IRS scandal a symptom of centralizing political power

by Robert Maynard

Many Americans are shocked by the scandal of the IRS targeting political critics of the government.  They shouldn’t be, as that is the kind of politics you get when you continue to centralize political power in the hands of the central government.  What we are witnessing is Lord Acton’s old adage that “power corrupts, and absolute power corrupts absolutely.”  This is particularly so with political power, because the state is the only institution in our society based on the justified use of force.  An old Christian Science article captured our founders’ thoughts on this matter with this supposed quote from George Washington: “Government is not reason, it is not eloquence, it is force; like fire, a troublesome servant and a fearful master. Never for a moment should it be left to irresponsible action.”   This article from the Independent Institute points out that this IRS targeting of government critics was “As Predictable as Politics”  Here is an excerpt:

President Obama expressed shock that government agencies would ever operate systematically to punish the enemies or reward the friends of sitting presidents.

But students of Public Choice, that discipline that uses economic logic to explain political action, were not surprised at all. And why should they be? Public Choice studies tell us that all government action is best seen as political. All of it. Special-interest influence seeps through in unusual but systematic ways. And it doesn’t take written orders from the top or telephone calls from the Oval Office to make these things happen. People in politics understand the game; they know which side of the bread receives butter.

On the IRS specifically, Jim Couch and colleagues at the University of North Alabama published research in 1999 that focused on statistical treatment of IRS audit activities as conditioned by political variables. The 1995 audit data were part of annual summaries for IRS districts reported in the Transactional Records Access Clearinghouse (TRAC) at Syracuse University.

The Couch statistical model explained the frequency of those audits across states. Their explanatory variable included whether or not a state senator sat on the IRS senate oversight committee or a representative sat on the house oversight group, the share of votes cast for President Clinton in 1992, and other variables that are thought to be positively associated with audit activity, such as higher levels of earned income tax credits as proxied by the state poverty rate and gambling income.

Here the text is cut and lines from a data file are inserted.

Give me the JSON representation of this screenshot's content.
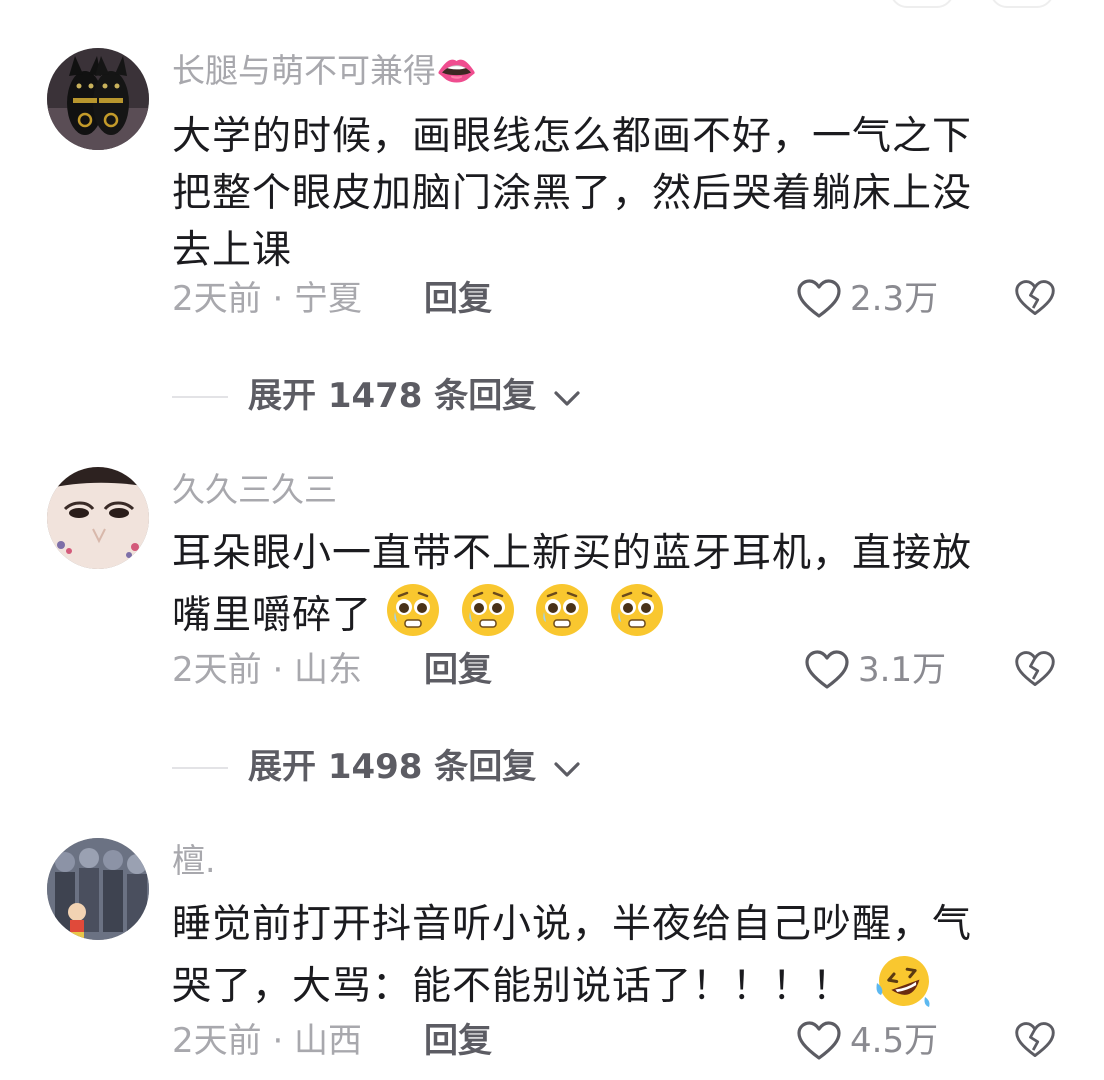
{
  "comments": [
    {
      "username": "长腿与萌不可兼得👄",
      "lines": [
        "大学的时候，画眼线怎么都画不好，一气之下",
        "把整个眼皮加脑门涂黑了，然后哭着躺床上没",
        "去上课"
      ],
      "meta": "2天前 · 宁夏",
      "reply_label": "回复",
      "likes": "2.3万",
      "avatar_icon": "black-cat-avatar"
    },
    {
      "username": "久久三久三",
      "lines": [
        "耳朵眼小一直带不上新买的蓝牙耳机，直接放",
        "嘴里嚼碎了"
      ],
      "emojis_after": [
        "pleading-face",
        "pleading-face",
        "pleading-face",
        "pleading-face"
      ],
      "meta": "2天前 · 山东",
      "reply_label": "回复",
      "likes": "3.1万",
      "avatar_icon": "face-closeup-avatar"
    },
    {
      "username": "檀.",
      "lines": [
        "睡觉前打开抖音听小说，半夜给自己吵醒，气",
        "哭了，大骂：能不能别说话了！！！！"
      ],
      "emojis_after": [
        "rolling-laughing-face"
      ],
      "meta": "2天前 · 山西",
      "reply_label": "回复",
      "likes": "4.5万",
      "avatar_icon": "cartoon-crowd-avatar"
    }
  ],
  "expand_rows": [
    {
      "label": "展开 1478 条回复"
    },
    {
      "label": "展开 1498 条回复"
    }
  ],
  "colors": {
    "username": "#a8a8ad",
    "text": "#1b1b1f",
    "meta": "#a8a8ad",
    "action": "#5c5c63"
  }
}
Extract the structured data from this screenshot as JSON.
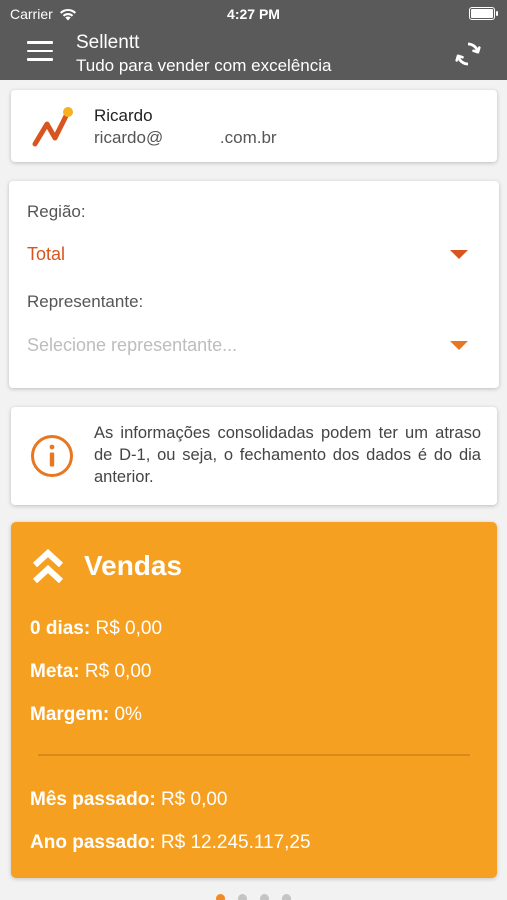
{
  "status_bar": {
    "carrier": "Carrier",
    "time": "4:27 PM"
  },
  "header": {
    "title": "Sellentt",
    "subtitle": "Tudo para vender com excelência",
    "menu_icon": "hamburger-icon",
    "sync_icon": "sync-icon"
  },
  "user": {
    "name": "Ricardo",
    "email": "ricardo@            .com.br"
  },
  "filters": {
    "region_label": "Região:",
    "region_value": "Total",
    "rep_label": "Representante:",
    "rep_placeholder": "Selecione representante..."
  },
  "info": {
    "text": "As informações consolidadas podem ter um atraso de D-1, ou seja, o fechamento dos dados é do dia anterior."
  },
  "sales": {
    "title": "Vendas",
    "rows": [
      {
        "label": "0 dias:",
        "value": "R$ 0,00"
      },
      {
        "label": "Meta:",
        "value": "R$ 0,00"
      },
      {
        "label": "Margem:",
        "value": "0%"
      },
      {
        "label": "Mês passado:",
        "value": "R$ 0,00"
      },
      {
        "label": "Ano passado:",
        "value": "R$ 12.245.117,25"
      }
    ]
  },
  "colors": {
    "header_bg": "#5a5a5a",
    "accent": "#d9541e",
    "sales_bg": "#f6a021"
  },
  "pagination": {
    "pages": 4,
    "current": 1
  }
}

Simply put, special interests are increasingly using politics to get what they want because that is where all the power has been concentrated.